MMAG has now formally registered with the IPC and strongly encourages all concerned residents and groups to do the same. MMAG’s registered statement is as follows:
The IPC should refuse consent for the Proposed Rookery South Energy from Waste Generating Station (EfW) because the cumulative detrimental effects – drawn from the headline generic impacts outlined in the Revised Draft Overarching National Policy Statement for Energy (EN-1) and Renewable Energy Infrastructure (EN-3) – listed below outweigh any potential benefits;
(A) Air Emissions
(1) The cumulative long term impact on the health of residents anxious about the EfW stack emissions over the life cycle of the plant accentuated by the meteorological phenomenon of temperature inversion within the Marston Vale.
(B) Biodiversity and Geological Conservation
(2) To situate the EfW within Rookery Pit South adjacent to the Marston Vale Millennium Country Park – a primary purpose of which is to re-forest the Marston Vale – would be a retrograde step ecologically and lead to significant habitat loss and ultimately the industrialisation of Rookery Pit South.
(C) Dust, Odour, Artificial Light, Smoke, Steam and Insect Infestation
(3) There will be loss of night sky with severe light pollution.
(D) Landscape and Visual Impact
(4) The sheer size of the EfW and stack (accentuated by the plume) will materially impair the visual amenity and panoramic views of this essentially rural landscape.
(5) There will be significant disturbance from the intermittent noise of HGV’s and the continuous noise from the EfW itself in a tranquil setting.
(F) Local and Regional Waste Management
(6) The EfW will undermine local waste strategy and discourage recycling.
(7) The electricity generating capacity of the EfW in terms of average domestic consumption is exaggerated.
(8) The abolition of regional spatial strategies undermines much of the socio-economic justification for the EfW for future housing projections and the waste theoretically arising.
(9) EfW assembly will be undertaken by labour imported temporarily into the area and the remaining permanent jobs will have a negligible effect on overall employment patterns – of which there can be no guarantee, will be offered to local people.
(10) There will be a detrimental effect on existing property prices which in turn will depress economic activity and undermine the ambition of local communities to develop as tourist destinations and not somewhere other communities send their waste.
(H) Traffic and Transport Impacts
(11) The traffic volumes will be beyond the existing and predicted capacity of the road infrastructure with huge potential for congestion further afield at key junctions in Milton Keynes and the motorway network and the traffic arrival and departure times will lead to significant disturbance, traffic congestion and noise to surrounding communities.
(12) Despite the fact that Rookery Pit lies between two rail lines all waste to the EfW will be delivered by road.

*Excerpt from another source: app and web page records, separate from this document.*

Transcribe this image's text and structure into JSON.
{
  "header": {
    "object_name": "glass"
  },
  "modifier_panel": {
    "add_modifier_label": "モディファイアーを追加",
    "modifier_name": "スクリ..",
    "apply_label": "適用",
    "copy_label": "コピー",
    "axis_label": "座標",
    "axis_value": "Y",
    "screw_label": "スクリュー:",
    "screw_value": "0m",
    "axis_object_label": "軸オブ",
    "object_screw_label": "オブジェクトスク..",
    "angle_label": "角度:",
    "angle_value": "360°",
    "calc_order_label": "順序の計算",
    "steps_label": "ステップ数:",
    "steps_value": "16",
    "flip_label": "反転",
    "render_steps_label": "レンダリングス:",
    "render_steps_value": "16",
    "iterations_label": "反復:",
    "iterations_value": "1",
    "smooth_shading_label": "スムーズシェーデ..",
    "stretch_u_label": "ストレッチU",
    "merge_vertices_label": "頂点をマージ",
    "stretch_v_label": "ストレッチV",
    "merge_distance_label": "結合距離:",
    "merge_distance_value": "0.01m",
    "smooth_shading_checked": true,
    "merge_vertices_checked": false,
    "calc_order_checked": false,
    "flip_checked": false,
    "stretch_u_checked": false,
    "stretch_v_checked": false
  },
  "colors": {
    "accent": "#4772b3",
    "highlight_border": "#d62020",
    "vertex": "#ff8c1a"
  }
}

(13) There has been no consultation by Covanta on the impact of the proposed impact on communities beyond the Marston Vale.
For these reasons above we propose to provide further supporting detailed evidence that the IPC should conclude this proposal is the wrong solution to dealing with waste in the proposed catchment area and in the wrong location.